For those following the Rare Earths stories this year, the plans to develop a resource identified at Kvanefjeld in Greenland will not be a complete surprise but a Reuters report this week that the Australian miner Greenland Minerals and Energy who are looking to develop the resource, is planning a London listing did come as a surprise in view of Greenland’s long running objections to the mine.
For twenty years, the socialist governments of Greenland and Denmark (Denmark owned all oil, gas and mineral resources in Greenland prior to a change in the law this year), have been implacably opposed to resource extraction that involved any radioactive materials. But just recently a majority in parliament agreed to support the extraction of uranium as a by-product from mines where other minerals are the primary target. We wonder if the former premier of Greenland, Lars-Emil Johansen joining as the new chairman of Greenland Minerals has anything to do with the change of heart in Nuuk?
The Kvanefjeld deposit is rich in uranium as well as rare earths and zinc. Indeed it is hard to discern which is the greater prize. Of course Greenland Minerals are saying to the regulatory authorities in Greenland that the uranium is merely a by-product but they are saying to the investment community here that the uranium is what covers the costs of the mine and infrastructure, and the rare earths and zinc are merely a source of additional revenue. Anyone familiar with the RE field will understand this position. There is a steady and relatively predictable market for uranium. The RE’s are going through something of a bubble of investment activity at the moment from which comparatively few viable mines will emerge. This is not because there isn’t demand for RE (although probably not to the level of hype we have been hearing this year) but because there is a long way between a mine and delivering refined oxides and salts to manufacturing consumers. The refining process is highly capital intensive, technologically challenging and largely undeveloped in North America or Europe; so Greenland Minerals may some day dig it out of the ground but unless they develop downstream refining they will have to sell it to the Chinese it refine.
There are still hurdles to overcome, significant objections remain in Greenland, not least from the native Inuit community. Greenland Minerals also needs to resolve a dispute over ownership with their joint venture partners Westrip Holdings Ltd who appear to be seeking to transfer their 39% holding in Kvanefjeld into a South African entity owned by one of the Westrip directors. Last year, the Greenland government down-scaled its aspirations to make much of southern Greenland into a World Heritage Site based on its one thousand years of agriculture but when this clashed with the country’s desire to exploit energy and mining resources they had to rethink and heritage took back stage to economic development.

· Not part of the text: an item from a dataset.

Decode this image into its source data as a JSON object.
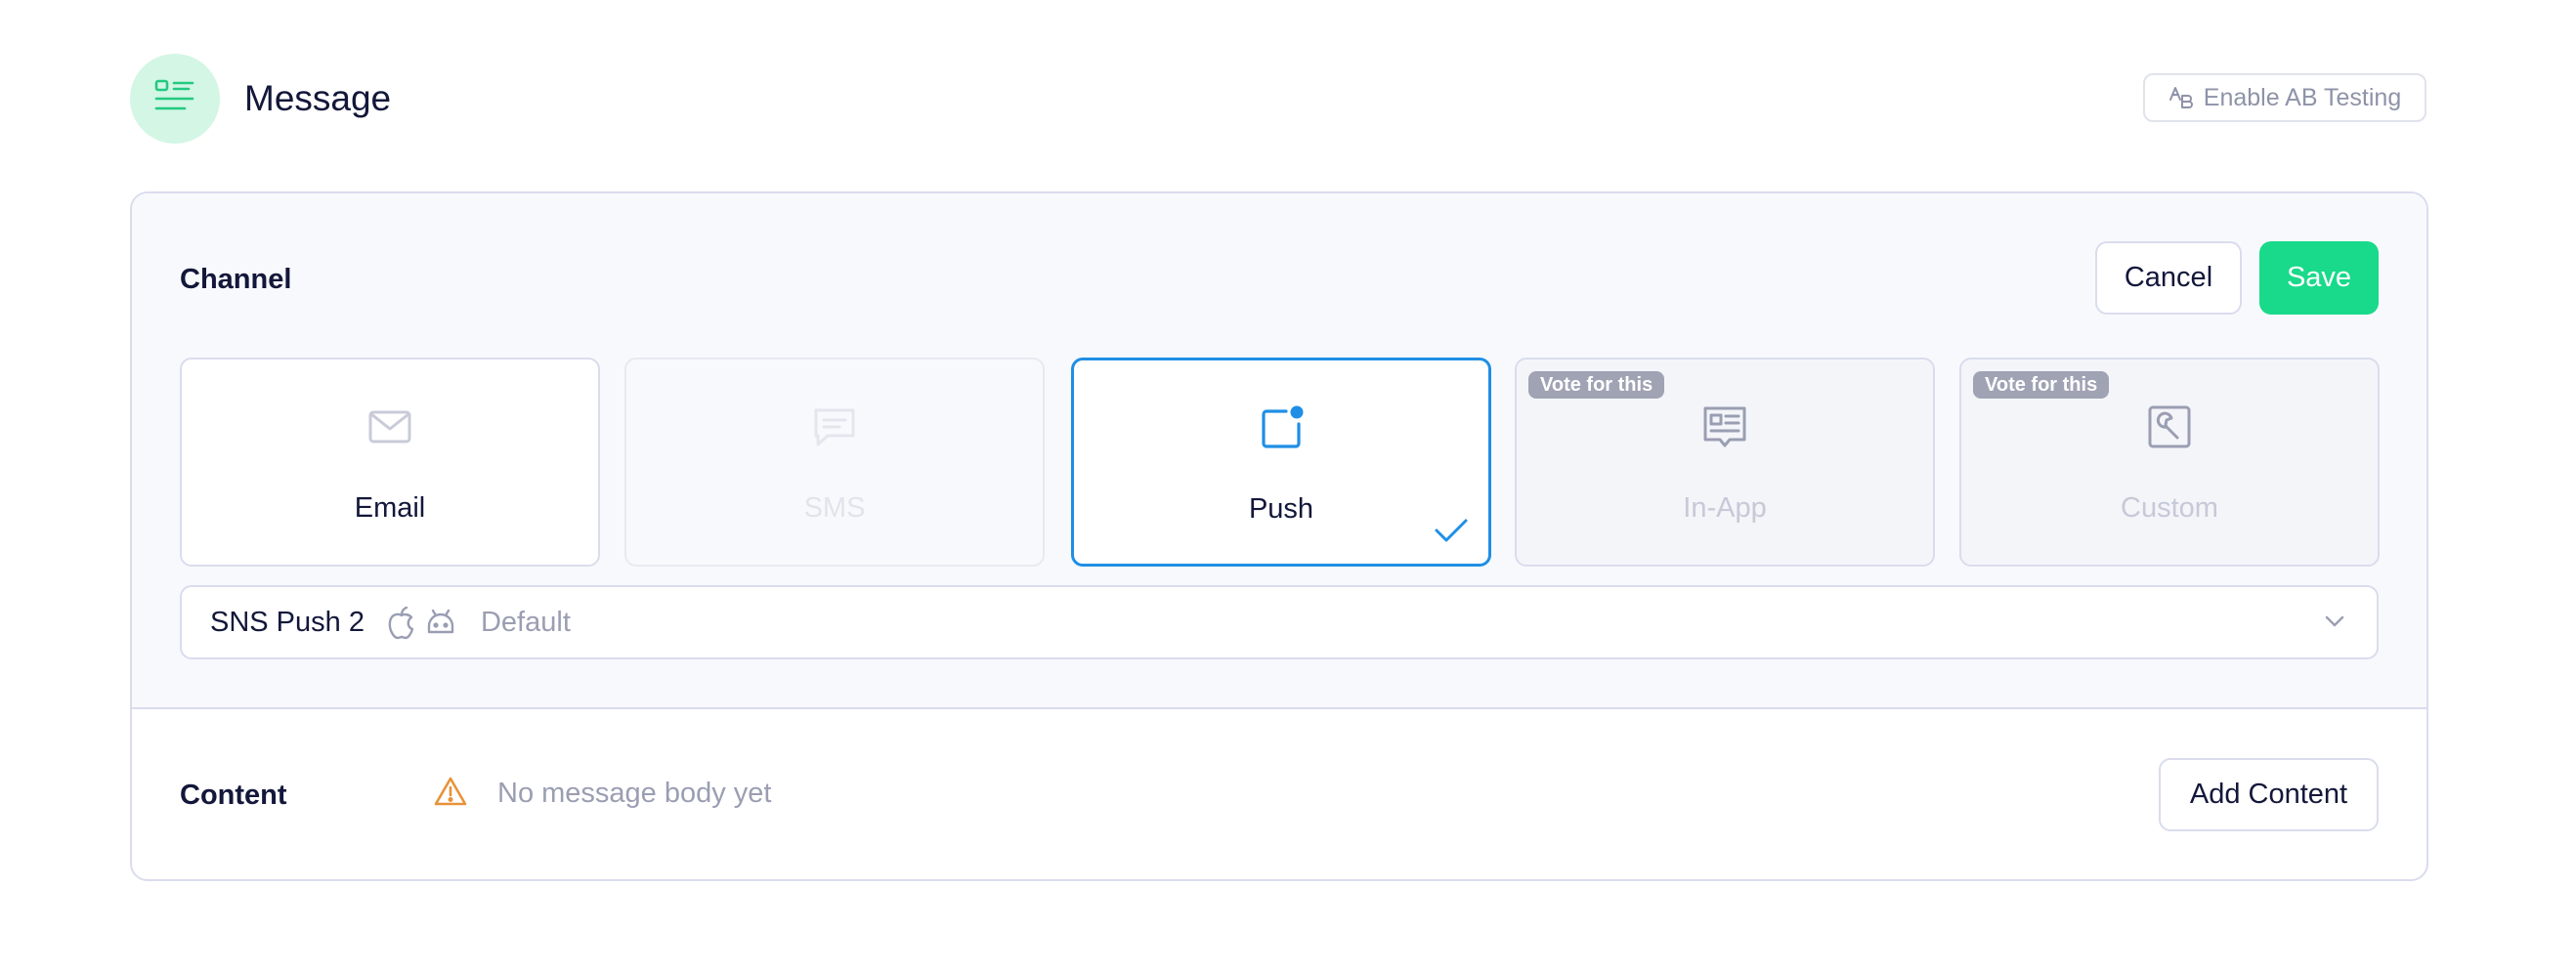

Greenland Minerals and Energy’s proposed float may seem fraught with obstacles and the date may yet be put back but the reality is pragmatism will probably rule in the end: the Kvanefjeld Project looks like it will go ahead. However, how long it will be before we see refined rare earth oxides delivered to industrial consumers is another matter altogether.